The otter is one of a large family of animals called Mustelids which also includes badgers, stoats, weasels, polecats, pine martens and mink. It has a dark brown coat and can weigh up to 17 kgs (over 37 lbs) and the male is usually larger than the female.
Otters tend to be solitary animals, unless they are courting or a female is with her young. Each individual has its own territory which may be as much as 25 miles long, the average being about 11 miles, but a male and female’s often overlap. Breeding can take place at any time of the year and after a gestation period of about 60 days, one to four pups are born. They will stay with their mother for up to a year, after which they become independent and seek their own territories. They are very playful animals, diving for pebbles and creating slides down muddy banks and in snow. An otter may have several resting places within its territory, some above ground in dense undergrowth, or riverside boulders and some, called holts, underground. These can be cavities under tree roots, enlarged rabbit burrows and they sometimes have ones in banks that can only be entered from under water.
Fish form the main part of the diet, up to 80%, but they will also take amphibians, insects, birds and small mammals. Otters hunt mainly by sight but their plentiful whiskers can detect vibrations made by fish, enabling them to catch their prey in murky waters and they have the ability to close their ears and nostrils when swimming. Most of the hunting takes place at night when many fish become torpid and are more easily caught. As you can imagine, otters are not popular with anglers and fish farmers!

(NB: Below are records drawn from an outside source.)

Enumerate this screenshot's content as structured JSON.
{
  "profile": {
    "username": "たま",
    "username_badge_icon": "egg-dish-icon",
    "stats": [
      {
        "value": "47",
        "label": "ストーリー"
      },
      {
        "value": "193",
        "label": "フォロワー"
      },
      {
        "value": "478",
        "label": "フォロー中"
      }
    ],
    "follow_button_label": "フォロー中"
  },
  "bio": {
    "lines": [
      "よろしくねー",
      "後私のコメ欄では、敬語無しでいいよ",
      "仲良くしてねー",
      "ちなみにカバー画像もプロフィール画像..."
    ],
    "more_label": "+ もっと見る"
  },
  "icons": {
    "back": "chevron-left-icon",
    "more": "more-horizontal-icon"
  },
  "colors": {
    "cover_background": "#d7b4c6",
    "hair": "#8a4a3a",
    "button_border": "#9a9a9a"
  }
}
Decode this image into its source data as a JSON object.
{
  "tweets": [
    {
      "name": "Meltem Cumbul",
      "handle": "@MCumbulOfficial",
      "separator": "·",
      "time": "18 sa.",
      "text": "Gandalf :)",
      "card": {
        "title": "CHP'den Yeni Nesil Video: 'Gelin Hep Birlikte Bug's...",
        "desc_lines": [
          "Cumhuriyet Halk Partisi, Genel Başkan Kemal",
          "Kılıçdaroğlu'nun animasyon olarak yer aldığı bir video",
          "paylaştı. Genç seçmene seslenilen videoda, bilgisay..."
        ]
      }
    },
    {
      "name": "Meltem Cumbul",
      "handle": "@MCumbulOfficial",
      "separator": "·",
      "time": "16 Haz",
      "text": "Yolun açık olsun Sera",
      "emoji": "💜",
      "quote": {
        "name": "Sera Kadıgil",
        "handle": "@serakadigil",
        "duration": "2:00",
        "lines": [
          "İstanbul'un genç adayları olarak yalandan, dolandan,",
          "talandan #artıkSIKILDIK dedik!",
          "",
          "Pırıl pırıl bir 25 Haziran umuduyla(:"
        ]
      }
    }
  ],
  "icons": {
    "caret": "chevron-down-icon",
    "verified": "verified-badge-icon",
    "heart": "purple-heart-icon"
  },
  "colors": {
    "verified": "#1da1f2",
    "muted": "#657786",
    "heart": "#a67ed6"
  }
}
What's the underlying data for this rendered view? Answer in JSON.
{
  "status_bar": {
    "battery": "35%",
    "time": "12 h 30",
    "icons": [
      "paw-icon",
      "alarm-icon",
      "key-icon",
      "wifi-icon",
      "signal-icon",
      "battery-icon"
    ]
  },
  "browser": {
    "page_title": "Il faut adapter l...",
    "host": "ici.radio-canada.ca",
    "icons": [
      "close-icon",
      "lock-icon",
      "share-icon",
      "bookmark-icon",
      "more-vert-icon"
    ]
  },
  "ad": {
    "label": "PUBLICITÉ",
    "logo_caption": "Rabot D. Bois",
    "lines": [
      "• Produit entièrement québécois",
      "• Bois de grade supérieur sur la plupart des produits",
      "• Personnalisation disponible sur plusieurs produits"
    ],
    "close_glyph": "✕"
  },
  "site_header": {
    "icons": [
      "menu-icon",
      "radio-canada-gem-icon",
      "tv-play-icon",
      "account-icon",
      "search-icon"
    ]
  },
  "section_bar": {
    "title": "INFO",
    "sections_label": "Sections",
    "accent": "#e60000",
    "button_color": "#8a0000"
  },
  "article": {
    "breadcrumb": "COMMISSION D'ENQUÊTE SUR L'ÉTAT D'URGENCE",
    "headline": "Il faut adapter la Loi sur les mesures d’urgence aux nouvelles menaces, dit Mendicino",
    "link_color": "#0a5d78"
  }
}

Even if you are not lucky enough to see one, you may come across signs that an otter has passed through. Half eaten fish will sometimes be abandoned at the water’s edge, although these will quickly be scavenged by birds or foxes. Droppings (spraint) are left throughout an otter’s territory and are often placed on raised places such as boulders or ledges under bridges; they are black and tarry when fresh, becoming like little heaps of ash as they age. These will contain remains of prey, including fish bones and scales, feathers and frog or mammal bones. You may also see tracks in mud or snow, often showing the webs between the five toes that indicate that this is a swimming animal. The other tracks you may see in the same habitat could be left by mink, there are plenty of these around, but these are smaller with obvious claw marks.
There is now a healthy population of otters in Norfolk, but this beautiful animal very nearly became extinct in England. With the coming of industrialisation in the nineteenth century, rivers became heavily polluted, poisoning fish and consequently affecting their predators; otter hunting was also popular. The decline increased in the nineteen fifties and sixties due to the use of agricultural pesticides, which drained into water courses, and by 1980 the otter had all but disappeared from most of the country.
The banning of dangerous chemicals, improvement of habitat and legal protection has ensured that the otter has made a successful recovery; the release of captive bred animals has also contributed to their numbers.
As a final note this month, I did hope that I may be able to report a genuine sighting of a Norfolk ‘big cat.’ Late the other night, as I waited for the dogs to have their bedtime trot around the garden, I heard a low, rumbling growl coming from one of the outbuildings. I grabbed my camera and fearlessly opened the stable door. No big cat, I’m afraid – not even a small one – just Michael’s wine bubbling and gurgling away!
Happy Christmas to you all!
Things to do this month include:
- Many indoor events – wildlife talks, slides and photos. www.norfolkwildlifetrust.org.uk or call 01603 625540.
- Fabulous Wildlife – RSPB reserve at Titchwell. Email firstname.lastname@example.org or call 01485 210779.
- Deer Discovery Walk – Holkam Nature Reserve. S.email@example.com or call 07828 290703.
© Sheila Sims 2013. Email: firstname.lastname@example.org